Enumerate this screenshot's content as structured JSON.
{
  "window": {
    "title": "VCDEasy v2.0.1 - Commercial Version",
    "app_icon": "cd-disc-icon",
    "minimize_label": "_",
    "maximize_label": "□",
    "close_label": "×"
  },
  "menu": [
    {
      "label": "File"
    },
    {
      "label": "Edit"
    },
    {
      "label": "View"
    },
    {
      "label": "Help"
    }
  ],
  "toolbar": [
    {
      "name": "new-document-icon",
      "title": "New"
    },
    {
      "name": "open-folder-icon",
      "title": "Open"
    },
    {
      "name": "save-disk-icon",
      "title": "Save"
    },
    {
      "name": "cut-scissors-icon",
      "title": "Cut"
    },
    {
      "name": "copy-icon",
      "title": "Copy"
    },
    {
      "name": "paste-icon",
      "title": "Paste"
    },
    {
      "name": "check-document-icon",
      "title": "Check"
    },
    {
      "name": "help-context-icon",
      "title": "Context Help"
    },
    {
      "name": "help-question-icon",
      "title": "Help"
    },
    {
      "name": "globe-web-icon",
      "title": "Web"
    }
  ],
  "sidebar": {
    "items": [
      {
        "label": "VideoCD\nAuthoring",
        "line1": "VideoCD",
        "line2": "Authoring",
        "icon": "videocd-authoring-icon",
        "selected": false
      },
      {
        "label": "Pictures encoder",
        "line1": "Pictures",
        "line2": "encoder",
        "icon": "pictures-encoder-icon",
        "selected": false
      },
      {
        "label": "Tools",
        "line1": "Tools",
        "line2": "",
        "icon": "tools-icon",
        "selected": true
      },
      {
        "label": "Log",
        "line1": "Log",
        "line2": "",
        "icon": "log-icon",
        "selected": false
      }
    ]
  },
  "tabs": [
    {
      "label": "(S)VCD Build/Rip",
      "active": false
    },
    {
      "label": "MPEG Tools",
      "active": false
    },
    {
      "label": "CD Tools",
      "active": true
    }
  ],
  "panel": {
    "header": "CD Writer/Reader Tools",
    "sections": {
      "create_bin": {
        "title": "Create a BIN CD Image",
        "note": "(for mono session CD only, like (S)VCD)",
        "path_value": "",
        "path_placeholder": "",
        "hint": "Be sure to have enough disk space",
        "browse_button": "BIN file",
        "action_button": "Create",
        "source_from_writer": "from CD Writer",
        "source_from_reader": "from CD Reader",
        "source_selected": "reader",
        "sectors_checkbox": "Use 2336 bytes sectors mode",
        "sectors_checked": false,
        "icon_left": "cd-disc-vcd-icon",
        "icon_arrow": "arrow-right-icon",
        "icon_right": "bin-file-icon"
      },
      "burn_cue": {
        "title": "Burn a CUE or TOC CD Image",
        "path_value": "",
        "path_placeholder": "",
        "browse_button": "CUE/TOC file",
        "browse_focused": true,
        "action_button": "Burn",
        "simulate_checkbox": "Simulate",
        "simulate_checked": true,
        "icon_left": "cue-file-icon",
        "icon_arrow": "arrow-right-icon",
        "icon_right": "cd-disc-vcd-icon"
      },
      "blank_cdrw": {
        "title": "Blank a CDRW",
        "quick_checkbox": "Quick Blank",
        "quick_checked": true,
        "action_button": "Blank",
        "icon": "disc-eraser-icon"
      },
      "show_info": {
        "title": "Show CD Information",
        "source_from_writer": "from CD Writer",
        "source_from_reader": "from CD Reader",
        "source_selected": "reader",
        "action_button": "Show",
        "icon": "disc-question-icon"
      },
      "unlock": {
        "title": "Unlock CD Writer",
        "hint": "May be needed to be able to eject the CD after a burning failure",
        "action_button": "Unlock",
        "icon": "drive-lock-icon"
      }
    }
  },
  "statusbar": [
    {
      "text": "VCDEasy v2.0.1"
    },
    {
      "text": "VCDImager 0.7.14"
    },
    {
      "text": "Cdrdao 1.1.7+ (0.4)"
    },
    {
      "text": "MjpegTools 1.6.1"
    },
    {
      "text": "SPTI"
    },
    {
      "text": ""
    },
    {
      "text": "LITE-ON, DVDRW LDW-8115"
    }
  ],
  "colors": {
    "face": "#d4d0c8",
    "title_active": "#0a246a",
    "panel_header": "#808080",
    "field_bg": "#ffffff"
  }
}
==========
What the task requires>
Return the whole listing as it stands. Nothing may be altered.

The completed task>
Enumerate this screenshot's content as structured JSON.
{
  "window": {
    "title": "VCDEasy v2.0.1 - Commercial Version",
    "app_icon": "cd-disc-icon",
    "minimize_label": "_",
    "maximize_label": "□",
    "close_label": "×"
  },
  "menu": [
    {
      "label": "File"
    },
    {
      "label": "Edit"
    },
    {
      "label": "View"
    },
    {
      "label": "Help"
    }
  ],
  "toolbar": [
    {
      "name": "new-document-icon",
      "title": "New"
    },
    {
      "name": "open-folder-icon",
      "title": "Open"
    },
    {
      "name": "save-disk-icon",
      "title": "Save"
    },
    {
      "name": "cut-scissors-icon",
      "title": "Cut"
    },
    {
      "name": "copy-icon",
      "title": "Copy"
    },
    {
      "name": "paste-icon",
      "title": "Paste"
    },
    {
      "name": "check-document-icon",
      "title": "Check"
    },
    {
      "name": "help-context-icon",
      "title": "Context Help"
    },
    {
      "name": "help-question-icon",
      "title": "Help"
    },
    {
      "name": "globe-web-icon",
      "title": "Web"
    }
  ],
  "sidebar": {
    "items": [
      {
        "label": "VideoCD\nAuthoring",
        "line1": "VideoCD",
        "line2": "Authoring",
        "icon": "videocd-authoring-icon",
        "selected": false
      },
      {
        "label": "Pictures encoder",
        "line1": "Pictures",
        "line2": "encoder",
        "icon": "pictures-encoder-icon",
        "selected": false
      },
      {
        "label": "Tools",
        "line1": "Tools",
        "line2": "",
        "icon": "tools-icon",
        "selected": true
      },
      {
        "label": "Log",
        "line1": "Log",
        "line2": "",
        "icon": "log-icon",
        "selected": false
      }
    ]
  },
  "tabs": [
    {
      "label": "(S)VCD Build/Rip",
      "active": false
    },
    {
      "label": "MPEG Tools",
      "active": false
    },
    {
      "label": "CD Tools",
      "active": true
    }
  ],
  "panel": {
    "header": "CD Writer/Reader Tools",
    "sections": {
      "create_bin": {
        "title": "Create a BIN CD Image",
        "note": "(for mono session CD only, like (S)VCD)",
        "path_value": "",
        "path_placeholder": "",
        "hint": "Be sure to have enough disk space",
        "browse_button": "BIN file",
        "action_button": "Create",
        "source_from_writer": "from CD Writer",
        "source_from_reader": "from CD Reader",
        "source_selected": "reader",
        "sectors_checkbox": "Use 2336 bytes sectors mode",
        "sectors_checked": false,
        "icon_left": "cd-disc-vcd-icon",
        "icon_arrow": "arrow-right-icon",
        "icon_right": "bin-file-icon"
      },
      "burn_cue": {
        "title": "Burn a CUE or TOC CD Image",
        "path_value": "",
        "path_placeholder": "",
        "browse_button": "CUE/TOC file",
        "browse_focused": true,
        "action_button": "Burn",
        "simulate_checkbox": "Simulate",
        "simulate_checked": true,
        "icon_left": "cue-file-icon",
        "icon_arrow": "arrow-right-icon",
        "icon_right": "cd-disc-vcd-icon"
      },
      "blank_cdrw": {
        "title": "Blank a CDRW",
        "quick_checkbox": "Quick Blank",
        "quick_checked": true,
        "action_button": "Blank",
        "icon": "disc-eraser-icon"
      },
      "show_info": {
        "title": "Show CD Information",
        "source_from_writer": "from CD Writer",
        "source_from_reader": "from CD Reader",
        "source_selected": "reader",
        "action_button": "Show",
        "icon": "disc-question-icon"
      },
      "unlock": {
        "title": "Unlock CD Writer",
        "hint": "May be needed to be able to eject the CD after a burning failure",
        "action_button": "Unlock",
        "icon": "drive-lock-icon"
      }
    }
  },
  "statusbar": [
    {
      "text": "VCDEasy v2.0.1"
    },
    {
      "text": "VCDImager 0.7.14"
    },
    {
      "text": "Cdrdao 1.1.7+ (0.4)"
    },
    {
      "text": "MjpegTools 1.6.1"
    },
    {
      "text": "SPTI"
    },
    {
      "text": ""
    },
    {
      "text": "LITE-ON, DVDRW LDW-8115"
    }
  ],
  "colors": {
    "face": "#d4d0c8",
    "title_active": "#0a246a",
    "panel_header": "#808080",
    "field_bg": "#ffffff"
  }
}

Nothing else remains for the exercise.